Us cyclists need to be wary of these Buffalo. We can ride with lights and reflectors, wear bright clothing, stay to the right, use approved hand signals, floss daily and keep our shoes shined but all it takes is some twit with a cell phone and a 4,000 pound car a few seconds before there's a horrible incident and the obligatory follow-up to the cop as the ambulance carries away the remains, "I didn't even see him."

Be careful out there.

PS The photo? Yep, that's me! I should have worn a helmet! This picture might be more convincing if I'd taken my glasses off. Despite its initial drama, it is actually me lying carefully next to a Cherry Icee that my buddy Paul ran over when parking a rental Camry in San Antonio in 2003. I lay down and looked dead (see the tongue hanging out? I'm a regular Laurence Olivier!) and his wife Anne took the photo.

PPS the deeply interested can read the 924 Meg PDF about the study available here.


Anonymous said...

Too lazy to see for myself. Did the researchers note any gender differences? I have my own feelings on the issue of gender differences (especially in the context of younger drivers) and I wonder if there is any scientific basis. The vast majority of collissions I've witnessed, and the couple in which I was involved were the fault of women (as are the three anecdotes in your write-up). Usually young women. Of course, about 99% of aggressive and threatening driving I've seen is the fault of young and young-ish men.

steve said...

7 a month per driver sounds about right to me - I've seen many instances of complete driver inattention, and in the last two weeks have been hit twice by cars. In both cases it was because the driver couldn't be bothered to wait and thought they could speed around me or in front of me. The latest case is going through insurance right now, which is dragging a bit... I'm curious about you mentioning being in the insurance business, do you know what the average time is for a resolution?

Matt said...

Regarding gender, and I have nothing scientific to back this up, I think males (particularly young ones) are more likely to crash in what I think of as "Hey, watch this!" incidents or through outright aggressive driving whereas females (particularly youngs ones like those who seem so fond of clobbering our Avalon) are more likely to crash through sheer airheadedness. The study (p.71) seems to back this up a bit: "Males were involved in more crashes and near-crashes than were the female drivers. However, it appears that the female drivers were involved in a higher percentage of inattention events than were the male drivers. This suggests that when females are involved in crashes and near-crashes, they are more likely to be inattention-related. Males, on the other hand, have a higher rate of crash and near-crash involvement but a slightly lower likelihood of inattention serving as a contributing factor."

As for Steve's comment, I don't deal much with claims but typically straightforward physical damage claims (bent fenders, whatnot) settle pretty quickly but bodily-injury claims (where you're hurt by the other driver) require more work. BI claims are where a lot of fraud takes place so companies are more careful on those. I don't know if Canada is different than the U.S. in that respect.

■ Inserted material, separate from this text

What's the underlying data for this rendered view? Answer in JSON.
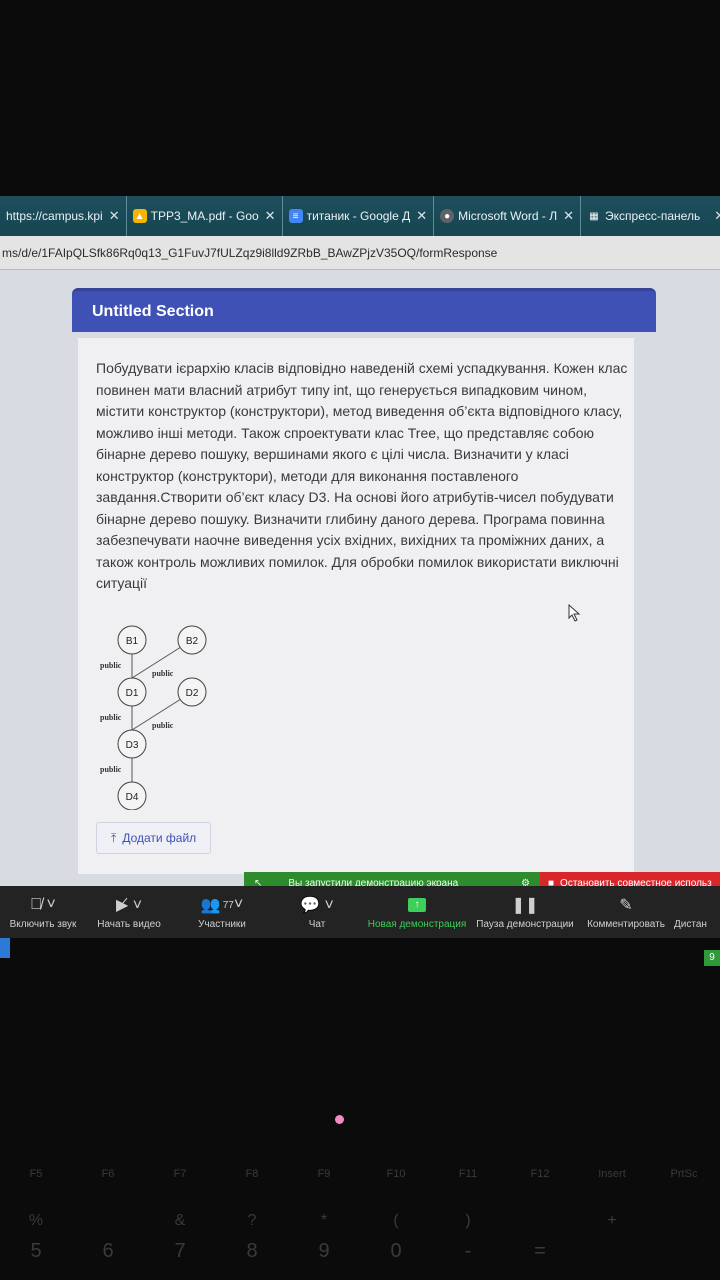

While looking for the gender breakdown, I noticed that four vehicles had no incidents at all. Two were because of low mileage due to driver defections (left study), one was through frequent mechanical malfunctions and one because of excellent driver performance. So, 1% of the drivers out there are superb! Keep that in mind when you hear that the majority of drivers think they're better than average.

Matt said...

It's one data point, it's an old one, but it's interesting to note that First Lady Laura Bush killed a guy by running a Stop sign and t-boning his Corvair. There were no cell phones in 1963, so it wasn't that. She did have a friend in the car, which can be a distraction. The driver of the other car, a classmate of Laura's, was thrown from the car and died of a broken neck. No charges were filed in the accident.

The Old Bag said...

Thanks for the post -- sobering to be sure, to realilze what we're up against.

AND, glad you explained the photo!